Friday, February 19, 2010


Every book on play-writing ever written contains in some form an exhortation to resolve. Aestheticians ever argue this necessity on the grounds of narrative or emotional completion of the action presented, on the grounds, I suppose, that this is what the audience wants. Moralists (who, madder, more often capture my heart) insist that resolution comprises the civic legitimacy of the theater, that only by seeing horrors or pleasures rehearsed onstage can we be adequately prepared to face them in our own lives.

But: suddenly, recently I've found myself ambivalent about them. When reading plays at home I almost invariably put them down as soon as all the crises are in place. Of course I'll pick them up again and almost always be surprised - a good resolution is never a forced march no matter how inevitable it may seem - but nevertheless this is when my attention flags, when the pleasure turns to work.

Greek tragedy (and maybe Roman tragedy even more so) was based entirely on the struggle (moral, emotional, practical) between arguments over the course of action to take when presented with a problem. The conclusion - it's important to remember - was most often the least dynamic part, because, drawn from shared myths or recent past it was certain the audience knew where the story was going.

Today, of course, this is not at all true, and I understand the desire to tell a story with an ending and to watch a question that builds to an answer. Also, I've snarkily diagnosed the cliché of ambiguity that looms with self-satisfaction over the contemporary theater "of ideas."

So what's the problem? I think part of the reason I might find conclusions to be irritating is actually rooted in a different - almost opposite - problem. Specifically, a lot of plays take a long time to get to what the "plot" is going to be. We spend much of the first act meeting the characters only to be presented with the "problem" of the play just before the intermission. The audience activity of the first act is replaced with the passivity of events unfurling in the second act, and this seems a shame.

In The House's Wilson Wants It All (the first play in a while I've immediately wanted to watch again when the lights came up), for instance, the opening video is fantastic and the initial plot device is darling, the acting (particularly John Henry Roberts and Edgar Miguel Sanchez) is precise and exuberant and there's an eleventh hour speech that offers the most perfectly constructed villainy imaginable in America today, but for me the piece suffers in part from a desire to tie up loose ends and pursue the intricate but uncomplicated web it spins.

Why bother? I don't have any solutions for this, but, if theater is about entertainment, if it's about movement or transportation, if it's about recognizing humanity, if it's almost any definition you can offer, it can handily unburden itself from the need to resolve.

1 comment:

Zev Valancy said...
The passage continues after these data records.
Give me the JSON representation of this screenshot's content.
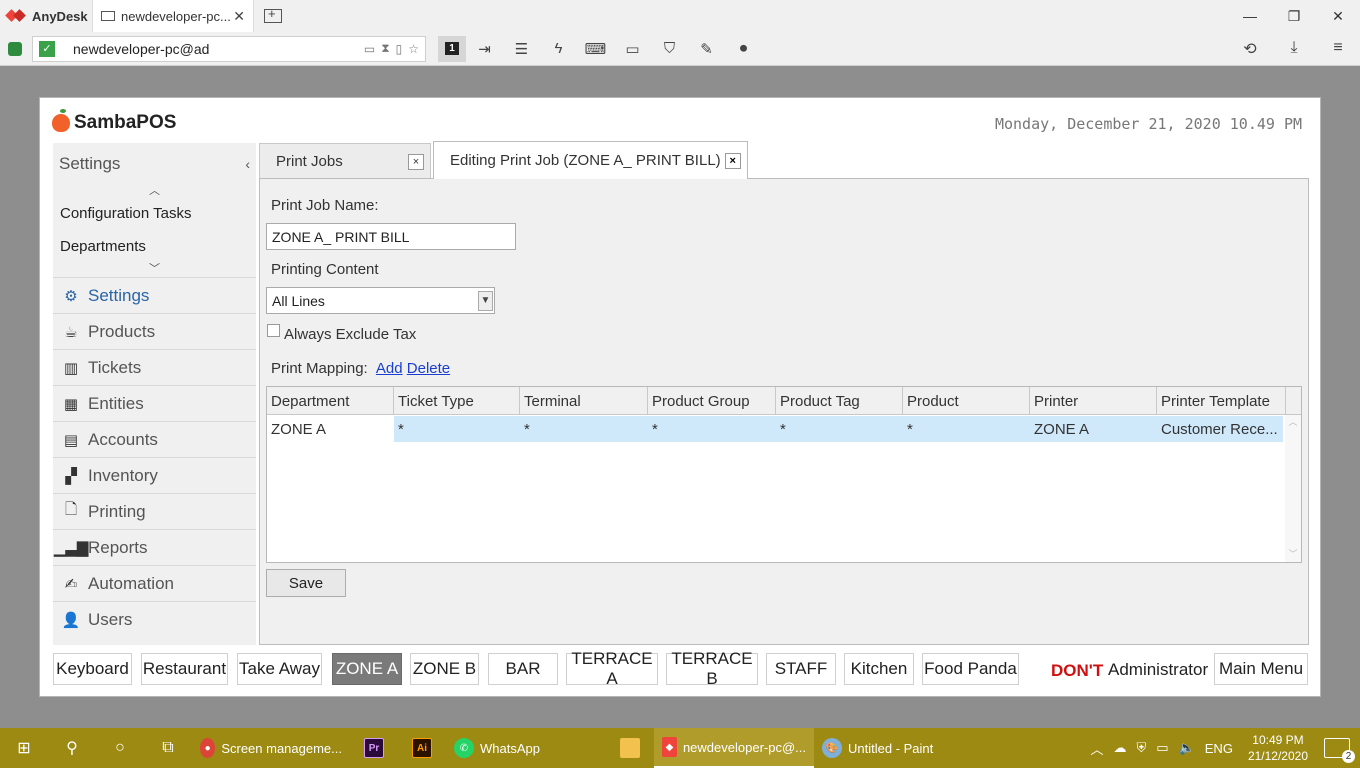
{
  "anydesk": {
    "app_name": "AnyDesk",
    "tab_title": "newdeveloper-pc...",
    "address": "newdeveloper-pc@ad",
    "monitor_number": "1"
  },
  "samba": {
    "brand": "SambaPOS",
    "datetime": "Monday, December 21, 2020 10.49 PM",
    "nav": {
      "header": "Settings",
      "sub_items": [
        "Configuration Tasks",
        "Departments"
      ],
      "items": [
        {
          "label": "Settings",
          "icon": "gear-icon"
        },
        {
          "label": "Products",
          "icon": "coffee-icon"
        },
        {
          "label": "Tickets",
          "icon": "tickets-icon"
        },
        {
          "label": "Entities",
          "icon": "entities-icon"
        },
        {
          "label": "Accounts",
          "icon": "calculator-icon"
        },
        {
          "label": "Inventory",
          "icon": "inventory-icon"
        },
        {
          "label": "Printing",
          "icon": "document-icon"
        },
        {
          "label": "Reports",
          "icon": "bar-chart-icon"
        },
        {
          "label": "Automation",
          "icon": "pen-icon"
        },
        {
          "label": "Users",
          "icon": "user-icon"
        }
      ]
    },
    "tabs": [
      {
        "label": "Print Jobs",
        "close": "×"
      },
      {
        "label": "Editing Print Job (ZONE A_ PRINT BILL)",
        "close": "×"
      }
    ],
    "form": {
      "name_label": "Print Job Name:",
      "name_value": "ZONE A_ PRINT BILL",
      "content_label": "Printing Content",
      "content_value": "All Lines",
      "exclude_tax_label": "Always Exclude Tax",
      "mapping_label": "Print Mapping:",
      "add_link": "Add",
      "delete_link": "Delete",
      "save_label": "Save"
    },
    "grid": {
      "columns": [
        "Department",
        "Ticket Type",
        "Terminal",
        "Product Group",
        "Product Tag",
        "Product",
        "Printer",
        "Printer Template"
      ],
      "rows": [
        [
          "ZONE A",
          "*",
          "*",
          "*",
          "*",
          "*",
          "ZONE A",
          "Customer Rece..."
        ]
      ]
    },
    "departments": [
      "Keyboard",
      "Restaurant",
      "Take Away",
      "ZONE A",
      "ZONE B",
      "BAR",
      "TERRACE A",
      "TERRACE B",
      "STAFF",
      "Kitchen",
      "Food Panda"
    ],
    "active_department": "ZONE A",
    "dont_label": "DON'T",
    "user_label": "Administrator",
    "main_menu_label": "Main Menu"
  },
  "taskbar": {
    "apps": [
      {
        "label": "Screen manageme...",
        "icon": "chrome-icon"
      },
      {
        "label": "",
        "icon": "premiere-icon",
        "text": "Pr"
      },
      {
        "label": "",
        "icon": "illustrator-icon",
        "text": "Ai"
      },
      {
        "label": "WhatsApp",
        "icon": "whatsapp-icon"
      },
      {
        "label": "",
        "icon": "file-explorer-icon"
      },
      {
        "label": "newdeveloper-pc@...",
        "icon": "anydesk-icon"
      },
      {
        "label": "Untitled - Paint",
        "icon": "paint-icon"
      }
    ],
    "lang": "ENG",
    "time": "10:49 PM",
    "date": "21/12/2020",
    "notifications": "2"
  }
}
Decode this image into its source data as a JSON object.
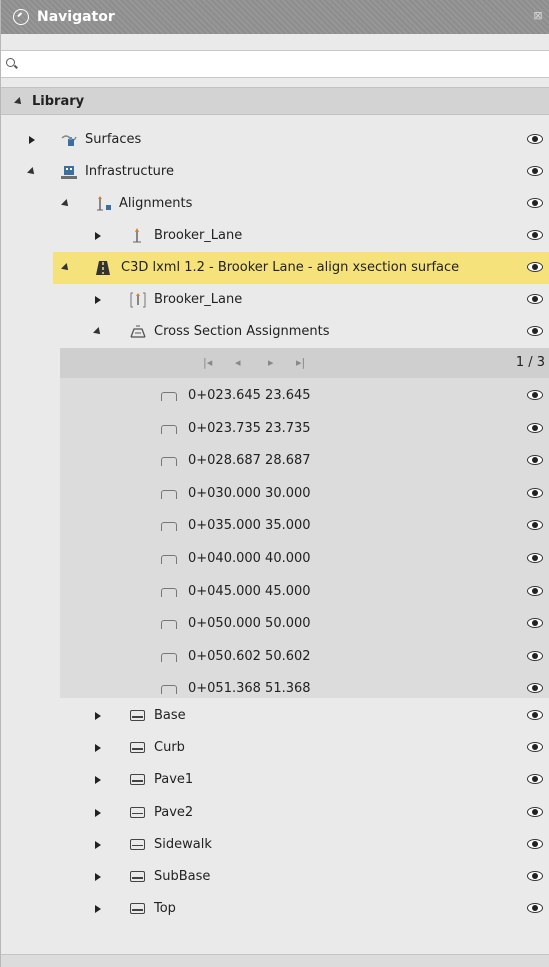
{
  "window": {
    "title": "Navigator",
    "close_label": "⊠"
  },
  "search": {
    "placeholder": "",
    "value": ""
  },
  "library": {
    "label": "Library"
  },
  "tree": {
    "surfaces": "Surfaces",
    "infrastructure": "Infrastructure",
    "alignments": "Alignments",
    "alignment_item": "Brooker_Lane",
    "model": "C3D lxml 1.2 - Brooker Lane - align xsection surface",
    "model_alignment": "Brooker_Lane",
    "cross_sections": "Cross Section Assignments",
    "pager": {
      "first": "|◂",
      "prev": "◂",
      "next": "▸",
      "last": "▸|",
      "page": "1 / 3"
    },
    "stations": [
      "0+023.645 23.645",
      "0+023.735 23.735",
      "0+028.687 28.687",
      "0+030.000 30.000",
      "0+035.000 35.000",
      "0+040.000 40.000",
      "0+045.000 45.000",
      "0+050.000 50.000",
      "0+050.602 50.602",
      "0+051.368 51.368"
    ],
    "layers": [
      "Base",
      "Curb",
      "Pave1",
      "Pave2",
      "Sidewalk",
      "SubBase",
      "Top"
    ]
  },
  "colors": {
    "highlight": "#f5e27a",
    "titlebar": "#939393"
  }
}
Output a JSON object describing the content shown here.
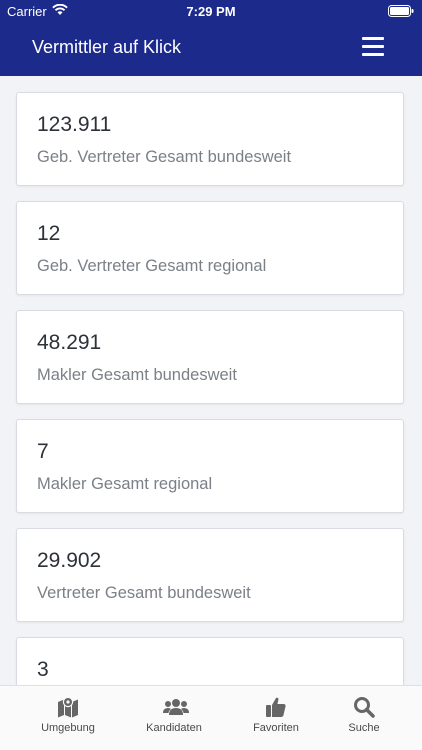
{
  "status": {
    "carrier": "Carrier",
    "time": "7:29 PM"
  },
  "header": {
    "title": "Vermittler auf Klick"
  },
  "stats": [
    {
      "value": "123.911",
      "label": "Geb. Vertreter Gesamt bundesweit"
    },
    {
      "value": "12",
      "label": "Geb. Vertreter Gesamt regional"
    },
    {
      "value": "48.291",
      "label": "Makler Gesamt bundesweit"
    },
    {
      "value": "7",
      "label": "Makler Gesamt regional"
    },
    {
      "value": "29.902",
      "label": "Vertreter Gesamt bundesweit"
    },
    {
      "value": "3",
      "label": ""
    }
  ],
  "tabs": [
    {
      "label": "Umgebung",
      "icon": "map-icon"
    },
    {
      "label": "Kandidaten",
      "icon": "users-icon"
    },
    {
      "label": "Favoriten",
      "icon": "thumbs-up-icon"
    },
    {
      "label": "Suche",
      "icon": "search-icon"
    }
  ],
  "colors": {
    "primary": "#1c2a8b",
    "background": "#f2f3f7",
    "card": "#ffffff",
    "label": "#7b8087"
  }
}
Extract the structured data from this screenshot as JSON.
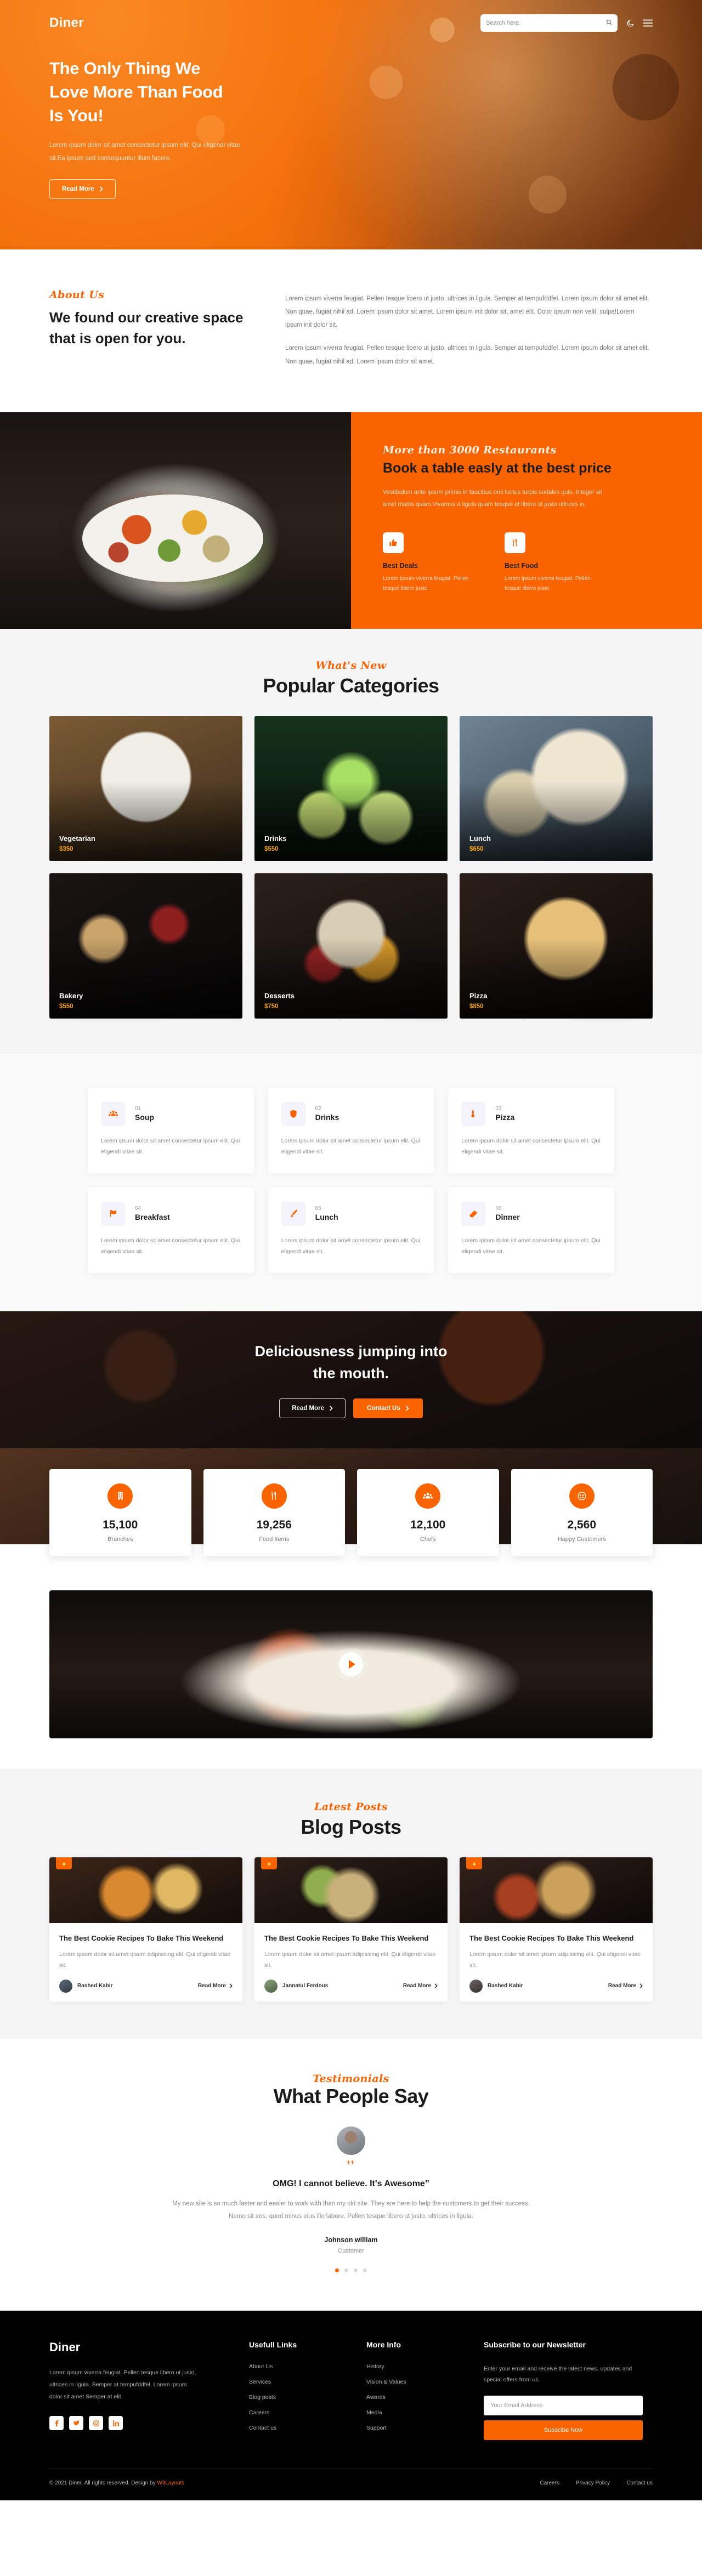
{
  "header": {
    "logo": "Diner",
    "search_placeholder": "Search here.",
    "search_value": "",
    "icons": {
      "search": "search-icon",
      "theme": "moon-icon",
      "menu": "hamburger-icon"
    }
  },
  "hero": {
    "title_line1": "The Only Thing We",
    "title_line2": "Love More Than Food",
    "title_line3": "Is You!",
    "paragraph": "Lorem ipsum dolor sit amet consectetur ipsum elit. Qui eligendi vitae sit.Ea ipsum sed consequuntur illum facere.",
    "cta": "Read More"
  },
  "about": {
    "label": "About Us",
    "title": "We found our creative space that is open for you.",
    "paragraph1": "Lorem ipsum viverra feugiat. Pellen tesque libero ut justo, ultrices in ligula. Semper at tempufddfel. Lorem ipsum dolor sit amet elit. Non quae, fugiat nihil ad. Lorem ipsum dolor sit amet. Lorem ipsum init dolor sit, amet elit. Dolor ipsum non velit, culpa!Lorem ipsum init dolor sit.",
    "paragraph2": "Lorem ipsum viverra feugiat. Pellen tesque libero ut justo, ultrices in ligula. Semper at tempufddfel. Lorem ipsum dolor sit amet elit. Non quae, fugiat nihil ad. Lorem ipsum dolor sit amet."
  },
  "book": {
    "label": "More than 3000 Restaurants",
    "title": "Book a table easly at the best price",
    "paragraph": "Vestibulum ante ipsum primis in faucibus orci luctus turpis sodales quis. Integer sit amet mattis quam.Vivamus a ligula quam tesque et libero ut justo ultrices in.",
    "features": [
      {
        "icon": "thumbs-up-icon",
        "glyph": "👍",
        "title": "Best Deals",
        "desc": "Lorem ipsum viverra feugiat. Pellen tesque libero justo."
      },
      {
        "icon": "cutlery-icon",
        "glyph": "🍴",
        "title": "Best Food",
        "desc": "Lorem ipsum viverra feugiat. Pellen tesque libero justo."
      }
    ]
  },
  "categories": {
    "label": "What's New",
    "title": "Popular Categories",
    "items": [
      {
        "name": "Vegetarian",
        "price": "$350",
        "art": "ph-veg"
      },
      {
        "name": "Drinks",
        "price": "$550",
        "art": "ph-drink"
      },
      {
        "name": "Lunch",
        "price": "$650",
        "art": "ph-lunch"
      },
      {
        "name": "Bakery",
        "price": "$550",
        "art": "ph-bakery"
      },
      {
        "name": "Desserts",
        "price": "$750",
        "art": "ph-dess"
      },
      {
        "name": "Pizza",
        "price": "$850",
        "art": "ph-pizza"
      }
    ]
  },
  "menu": {
    "items": [
      {
        "num": "01",
        "name": "Soup",
        "icon": "group-icon",
        "glyph": "👥",
        "desc": "Lorem ipsum dolor sit amet consectetur ipsum elit. Qui eligendi vitae sit."
      },
      {
        "num": "02",
        "name": "Drinks",
        "icon": "shield-icon",
        "glyph": "🛡",
        "desc": "Lorem ipsum dolor sit amet consectetur ipsum elit. Qui eligendi vitae sit."
      },
      {
        "num": "03",
        "name": "Pizza",
        "icon": "thermometer-icon",
        "glyph": "🌡",
        "desc": "Lorem ipsum dolor sit amet consectetur ipsum elit. Qui eligendi vitae sit."
      },
      {
        "num": "04",
        "name": "Breakfast",
        "icon": "flag-icon",
        "glyph": "🚩",
        "desc": "Lorem ipsum dolor sit amet consectetur ipsum elit. Qui eligendi vitae sit."
      },
      {
        "num": "05",
        "name": "Lunch",
        "icon": "brush-icon",
        "glyph": "🖌",
        "desc": "Lorem ipsum dolor sit amet consectetur ipsum elit. Qui eligendi vitae sit."
      },
      {
        "num": "06",
        "name": "Dinner",
        "icon": "eraser-icon",
        "glyph": "🧽",
        "desc": "Lorem ipsum dolor sit amet consectetur ipsum elit. Qui eligendi vitae sit."
      }
    ]
  },
  "delicious": {
    "title_line1": "Deliciousness jumping into",
    "title_line2": "the mouth.",
    "btn_secondary": "Read More",
    "btn_primary": "Contact Us"
  },
  "stats": [
    {
      "icon": "building-icon",
      "glyph": "🏢",
      "value": "15,100",
      "label": "Branches"
    },
    {
      "icon": "cutlery-icon",
      "glyph": "🍴",
      "value": "19,256",
      "label": "Food Items"
    },
    {
      "icon": "chefs-icon",
      "glyph": "👥",
      "value": "12,100",
      "label": "Chefs"
    },
    {
      "icon": "smile-icon",
      "glyph": "☺",
      "value": "2,560",
      "label": "Happy Customers"
    }
  ],
  "video": {
    "play": "play-button"
  },
  "blog": {
    "label": "Latest Posts",
    "title": "Blog Posts",
    "posts": [
      {
        "badge": "🔥",
        "title": "The Best Cookie Recipes To Bake This Weekend",
        "excerpt": "Lorem ipsum dolor sit amet ipsum adipisicing elit. Qui eligendi vitae sit.",
        "author": "Rashed Kabir",
        "read_more": "Read More",
        "art": "bi1",
        "av": "av1"
      },
      {
        "badge": "🔥",
        "title": "The Best Cookie Recipes To Bake This Weekend",
        "excerpt": "Lorem ipsum dolor sit amet ipsum adipisicing elit. Qui eligendi vitae sit.",
        "author": "Jannatul Ferdous",
        "read_more": "Read More",
        "art": "bi2",
        "av": "av2"
      },
      {
        "badge": "🔥",
        "title": "The Best Cookie Recipes To Bake This Weekend",
        "excerpt": "Lorem ipsum dolor sit amet ipsum adipisicing elit. Qui eligendi vitae sit.",
        "author": "Rashed Kabir",
        "read_more": "Read More",
        "art": "bi3",
        "av": "av3"
      }
    ]
  },
  "testimonial": {
    "label": "Testimonials",
    "title": "What People Say",
    "quote_mark": "’’",
    "headline": "OMG! I cannot believe. It's Awesome”",
    "body": "My new site is so much faster and easier to work with than my old site. They are here to help the customers to get their success. Nemo sit eos, quod minus eius illo labore. Pellen tesque libero ut justo, ultrices in ligula.",
    "name": "Johnson william",
    "role": "Customer",
    "dots": 4,
    "active_dot": 0
  },
  "footer": {
    "logo": "Diner",
    "about": "Lorem ipsum viverra feugiat. Pellen tesque libero ut justo, ultrices in ligula. Semper at tempufddfel. Lorem ipsum dolor sit amet Semper at elit.",
    "socials": [
      {
        "name": "facebook-icon",
        "glyph": "f"
      },
      {
        "name": "twitter-icon",
        "glyph": "𝑭"
      },
      {
        "name": "instagram-icon",
        "glyph": "◎"
      },
      {
        "name": "linkedin-icon",
        "glyph": "in"
      }
    ],
    "col_useful": {
      "heading": "Usefull Links",
      "items": [
        "About Us",
        "Services",
        "Blog posts",
        "Careers",
        "Contact us"
      ]
    },
    "col_more": {
      "heading": "More Info",
      "items": [
        "History",
        "Vision & Values",
        "Awards",
        "Media",
        "Support"
      ]
    },
    "newsletter": {
      "heading": "Subscribe to our Newsletter",
      "desc": "Enter your email and receive the latest news, updates and special offers from us.",
      "placeholder": "Your Email Address",
      "value": "",
      "button": "Subscibe Now"
    },
    "copyright": "© 2021 Diner. All rights reserved. Design by ",
    "designer": "W3Layouts",
    "bottom_links": [
      "Careers",
      "Privacy Policy",
      "Contact us"
    ]
  },
  "colors": {
    "accent": "#f96300",
    "dark": "#000000",
    "price": "#f7a000"
  }
}
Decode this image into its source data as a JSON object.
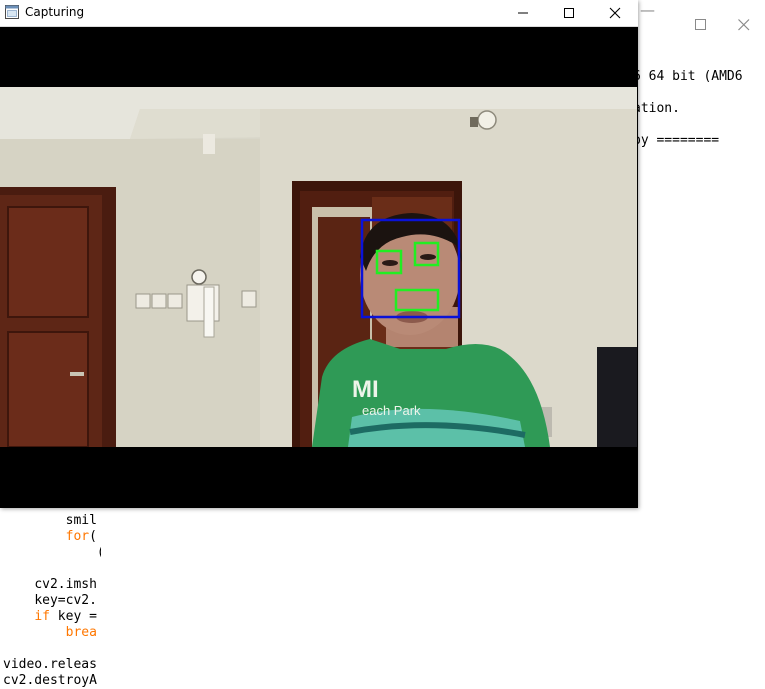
{
  "shell": {
    "output_lines": [
      "6 64 bit (AMD6",
      "ation.",
      "py ========"
    ]
  },
  "editor": {
    "lines": [
      {
        "indent": "        ",
        "keyword": "",
        "text": "smil"
      },
      {
        "indent": "        ",
        "keyword": "for",
        "text": "("
      },
      {
        "indent": "            ",
        "keyword": "",
        "text": "("
      },
      {
        "indent": "    ",
        "keyword": "",
        "text": "cv2.imsh"
      },
      {
        "indent": "    ",
        "keyword": "",
        "text": "key=cv2."
      },
      {
        "indent": "    ",
        "keyword": "if",
        "text": " key ="
      },
      {
        "indent": "        ",
        "keyword": "brea",
        "text": ""
      },
      {
        "indent": "",
        "keyword": "",
        "text": "video.releas"
      },
      {
        "indent": "",
        "keyword": "",
        "text": "cv2.destroyA"
      }
    ]
  },
  "capture_window": {
    "title": "Capturing",
    "shirt_text_1": "MI",
    "shirt_text_2": "each Park",
    "detections": {
      "face_color": "#0a12d8",
      "feature_color": "#22ee22"
    }
  },
  "colors": {
    "keyword": "#ff7700",
    "titlebar": "#ffffff",
    "letterbox": "#000000"
  }
}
I think that a lot of the terms you mention theatre being about in the last paragraph imply a resolution, by their very nature. "Entertainment" seems to almost require a resolution--one of the primal points of storytelling seems to be the desire to give a narrative shape to life. Any work of narrative, even documentary, by its nature is shaped. It may not have an ending that perfectly satisfies (not all narratives are "Law & Order"), but it comes to something. To deny that primal desire seems perverse.

And if the purpose of theatre is to transport, doesn't that imply a destination? Most people taken on a trip wouldn't appreciate being kicked off the bus halfway through. If that's a conscious choice, it's one thing (some plays use that kind of dislocation very effectively), but it being negligence seems bizarre.

Now, that's not to deny that a good resolution is very hard to do well. Asking questions that are interesting through plot action is difficult enough. Resolving them in a satisfying way is rare. But simply the fact that resolutions are rarely done well seems like an insufficient reason to chuck them--plays are rarely done well, period.

Wilson Wants It All (and were you reviewing it? I'd love to read your thoughts in more depth.) is a pretty good example of a play where the ideas, the world, the staging, and the acting were all more compelling than the actual plot structure. Indeed, there were some pretty big plot and logic holes. At the time I saw it, they didn't bother me that much, but later thinking brought them out. I would still recommend the show--there's more to theatre than narrative--but that would certainly be a caveat.

So I guess my questions to you are: do you have a problem with resolutions as such, or just with poorly developed plots? And what would the art and the audience gain by not having them?